= Beginning of Section =
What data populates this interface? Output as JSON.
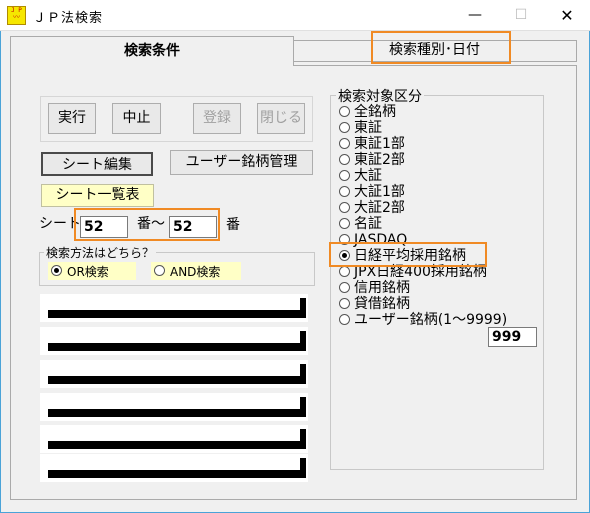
{
  "window": {
    "title": "ＪＰ法検索",
    "minimize": "—",
    "maximize": "☐",
    "close": "✕",
    "icon_text_top": "J P",
    "icon_text_bottom": "〰"
  },
  "tabs": [
    {
      "label": "検索条件",
      "active": true
    },
    {
      "label": "検索種別･日付",
      "active": false
    }
  ],
  "buttons": {
    "run": "実行",
    "stop": "中止",
    "register": "登録",
    "close": "閉じる",
    "sheet_edit": "シート編集",
    "user_stock_manage": "ユーザー銘柄管理",
    "sheet_list": "シート一覧表"
  },
  "sheet_range": {
    "label_prefix": "シート",
    "from_value": "52",
    "middle_label": "番〜",
    "to_value": "52",
    "suffix": "番"
  },
  "search_method": {
    "title": "検索方法はどちら？",
    "options": [
      {
        "label": "OR検索",
        "checked": true
      },
      {
        "label": "AND検索",
        "checked": false
      }
    ]
  },
  "target_group": {
    "title": "検索対象区分",
    "items": [
      {
        "label": "全銘柄",
        "checked": false
      },
      {
        "label": "東証",
        "checked": false
      },
      {
        "label": "東証1部",
        "checked": false
      },
      {
        "label": "東証2部",
        "checked": false
      },
      {
        "label": "大証",
        "checked": false
      },
      {
        "label": "大証1部",
        "checked": false
      },
      {
        "label": "大証2部",
        "checked": false
      },
      {
        "label": "名証",
        "checked": false
      },
      {
        "label": "JASDAQ",
        "checked": false
      },
      {
        "label": "日経平均採用銘柄",
        "checked": true
      },
      {
        "label": "JPX日経400採用銘柄",
        "checked": false
      },
      {
        "label": "信用銘柄",
        "checked": false
      },
      {
        "label": "貸借銘柄",
        "checked": false
      },
      {
        "label": "ユーザー銘柄(1〜9999)",
        "checked": false
      }
    ],
    "user_number": "999"
  },
  "colors": {
    "highlight": "#f08a24",
    "yellow_button": "#ffffc6",
    "window_border": "#4aa3d8"
  }
}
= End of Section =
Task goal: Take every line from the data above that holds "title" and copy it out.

Task answer:
    "title": "ＪＰ法検索",
    "title": "検索方法はどちら？",
    "title": "検索対象区分",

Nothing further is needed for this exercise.